Black and white photo of Harry Edwards standing with arms folded, next to Malcolm X.
Harry Edwards, right, with Malcolm X. 

Courtesy of Harry Edwards

Yes, "follow your bliss" comes from my blueprint for educational achievement. Students can take a look at that as an intellectual strategic analysis that links your efforts in education and activism to your life. It's all one seamless fabric.

If you want to be a great football player, you can't say, "I want to be happy on Sunday" and put on a uniform, but not want to take any hits. You understand the demands. Every Super Bowl team or championship team I've ever been associated with prepared and was focused long before they won a championship.

You don't work up to become a champion. You behave and perform like a champion. 

So you have to learn to behave as if I'm going to have to take advantage of the only demonstrable, proven shortcut — whether in academics, athletics or in life — which is hard work. Everything else is more difficult.
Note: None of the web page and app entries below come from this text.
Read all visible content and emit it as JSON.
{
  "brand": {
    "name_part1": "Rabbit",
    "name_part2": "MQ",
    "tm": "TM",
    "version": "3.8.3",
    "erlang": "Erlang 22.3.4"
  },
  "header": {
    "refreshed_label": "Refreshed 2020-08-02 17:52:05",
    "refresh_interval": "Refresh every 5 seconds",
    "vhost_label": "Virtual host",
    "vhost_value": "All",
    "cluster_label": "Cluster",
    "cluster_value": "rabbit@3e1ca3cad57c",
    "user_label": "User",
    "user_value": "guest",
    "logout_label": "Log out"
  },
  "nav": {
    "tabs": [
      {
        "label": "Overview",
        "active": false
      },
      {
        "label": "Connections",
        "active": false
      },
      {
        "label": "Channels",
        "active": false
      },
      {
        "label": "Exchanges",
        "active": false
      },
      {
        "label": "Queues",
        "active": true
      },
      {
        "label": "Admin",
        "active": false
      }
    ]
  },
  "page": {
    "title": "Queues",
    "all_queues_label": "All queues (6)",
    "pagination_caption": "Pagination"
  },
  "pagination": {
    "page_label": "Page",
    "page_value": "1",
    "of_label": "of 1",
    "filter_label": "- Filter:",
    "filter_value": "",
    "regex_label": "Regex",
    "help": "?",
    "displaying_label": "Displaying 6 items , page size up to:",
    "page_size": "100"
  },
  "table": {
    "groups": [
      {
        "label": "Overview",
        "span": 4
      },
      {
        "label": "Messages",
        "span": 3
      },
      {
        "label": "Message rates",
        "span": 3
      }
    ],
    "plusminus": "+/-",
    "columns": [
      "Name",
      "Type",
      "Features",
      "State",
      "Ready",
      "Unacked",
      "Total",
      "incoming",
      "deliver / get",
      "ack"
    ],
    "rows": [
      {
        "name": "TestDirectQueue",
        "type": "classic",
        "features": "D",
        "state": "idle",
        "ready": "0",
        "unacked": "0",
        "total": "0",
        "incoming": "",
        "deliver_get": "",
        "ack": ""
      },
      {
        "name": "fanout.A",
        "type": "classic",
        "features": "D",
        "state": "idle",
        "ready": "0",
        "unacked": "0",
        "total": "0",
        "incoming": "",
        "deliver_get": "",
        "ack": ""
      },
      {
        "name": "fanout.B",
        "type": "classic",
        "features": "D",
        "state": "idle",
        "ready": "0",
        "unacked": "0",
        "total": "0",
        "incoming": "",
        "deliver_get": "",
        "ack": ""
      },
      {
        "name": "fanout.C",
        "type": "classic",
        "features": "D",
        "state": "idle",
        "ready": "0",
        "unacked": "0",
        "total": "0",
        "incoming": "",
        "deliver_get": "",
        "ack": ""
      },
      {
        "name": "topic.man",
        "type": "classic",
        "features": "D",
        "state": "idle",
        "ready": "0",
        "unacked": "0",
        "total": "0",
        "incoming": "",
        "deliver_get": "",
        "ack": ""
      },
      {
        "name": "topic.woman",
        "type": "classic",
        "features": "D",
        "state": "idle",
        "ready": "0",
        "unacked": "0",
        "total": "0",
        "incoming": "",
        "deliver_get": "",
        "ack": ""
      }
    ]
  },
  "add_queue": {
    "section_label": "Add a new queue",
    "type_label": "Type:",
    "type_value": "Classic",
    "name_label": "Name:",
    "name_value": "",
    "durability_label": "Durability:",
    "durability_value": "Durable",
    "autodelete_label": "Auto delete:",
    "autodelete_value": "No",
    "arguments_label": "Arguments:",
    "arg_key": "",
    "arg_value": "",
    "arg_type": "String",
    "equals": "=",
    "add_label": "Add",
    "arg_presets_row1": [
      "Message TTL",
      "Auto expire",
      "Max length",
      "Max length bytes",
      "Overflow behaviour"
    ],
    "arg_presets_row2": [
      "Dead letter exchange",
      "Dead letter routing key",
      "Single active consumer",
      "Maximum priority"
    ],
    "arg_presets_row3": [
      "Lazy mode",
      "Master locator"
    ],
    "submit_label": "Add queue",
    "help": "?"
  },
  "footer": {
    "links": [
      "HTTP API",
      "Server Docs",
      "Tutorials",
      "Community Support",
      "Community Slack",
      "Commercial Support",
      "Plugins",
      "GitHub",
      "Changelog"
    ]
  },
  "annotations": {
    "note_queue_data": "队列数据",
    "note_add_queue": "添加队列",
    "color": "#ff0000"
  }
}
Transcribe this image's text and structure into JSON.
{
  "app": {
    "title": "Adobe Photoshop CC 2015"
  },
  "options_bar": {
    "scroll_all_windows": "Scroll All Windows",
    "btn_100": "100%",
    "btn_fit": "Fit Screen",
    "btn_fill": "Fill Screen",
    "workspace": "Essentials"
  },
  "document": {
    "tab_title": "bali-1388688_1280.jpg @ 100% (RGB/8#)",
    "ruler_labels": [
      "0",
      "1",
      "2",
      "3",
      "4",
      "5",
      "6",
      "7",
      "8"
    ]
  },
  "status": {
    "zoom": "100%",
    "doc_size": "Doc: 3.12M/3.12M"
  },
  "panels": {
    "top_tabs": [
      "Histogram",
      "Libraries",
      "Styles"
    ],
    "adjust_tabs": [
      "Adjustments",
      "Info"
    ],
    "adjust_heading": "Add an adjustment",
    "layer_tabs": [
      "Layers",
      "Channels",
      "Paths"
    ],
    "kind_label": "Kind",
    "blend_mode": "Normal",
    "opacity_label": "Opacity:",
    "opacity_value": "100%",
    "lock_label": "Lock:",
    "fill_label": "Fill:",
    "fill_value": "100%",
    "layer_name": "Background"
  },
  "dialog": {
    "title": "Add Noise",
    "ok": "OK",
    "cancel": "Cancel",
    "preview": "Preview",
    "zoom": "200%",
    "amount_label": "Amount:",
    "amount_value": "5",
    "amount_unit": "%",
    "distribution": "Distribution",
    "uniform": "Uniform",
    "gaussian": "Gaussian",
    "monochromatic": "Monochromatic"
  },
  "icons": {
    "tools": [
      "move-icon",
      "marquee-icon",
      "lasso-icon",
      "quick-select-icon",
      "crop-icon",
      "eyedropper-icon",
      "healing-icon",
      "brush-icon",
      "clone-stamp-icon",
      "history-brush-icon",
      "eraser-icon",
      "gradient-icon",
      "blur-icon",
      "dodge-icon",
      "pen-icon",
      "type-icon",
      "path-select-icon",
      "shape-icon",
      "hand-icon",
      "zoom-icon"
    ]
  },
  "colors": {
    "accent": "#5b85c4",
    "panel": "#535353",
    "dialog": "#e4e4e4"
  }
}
Hard work is the shortcut. Understand that tomorrow you will be exactly and precisely what you achieved today. And so you have to be conscientious in that effort and persevere.

That would be the advice that I would give to students today who are wondering how to follow their bliss. That is something that I had to figure out over half a century ago.

And for many of my students, it has worked.

An image of Harry Edwards resting his right cheek on his fist is projected on a huge jumbotron screen at a 49ers football game.
Harry Edwards was honored at a recent San Francisco 49ers game for his commitment to social justice and education. Edwards has consulted players on the team for decades and has even received four Super Bowl championship rings through his service.

Courtesy of Harry Edwards

And when you think about all of those Berkeley students you have advised over the years, that you have inspired, how does it make you feel?

I fell in love with every team that I ever consulted with at the professional and collegiate level. I fell in love with every class that I ever taught at Berkeley. People say, "Well, you got 550 people in that class. You don't even know who's there." I fell in love with everyone. And there'd be this little entourage of 30 or 40 students following me the whole way back to the office: "Can I ask you one more question Dr. Edwards?" They just loved to ask me questions and hold the conversation.

So I fell in love with every class I ever taught at Berkeley. And when I look back at the experiences that I've had, the things that I've tried to do — not always successfully — but the contributions I've tried to make, I'm doing better than I deserve.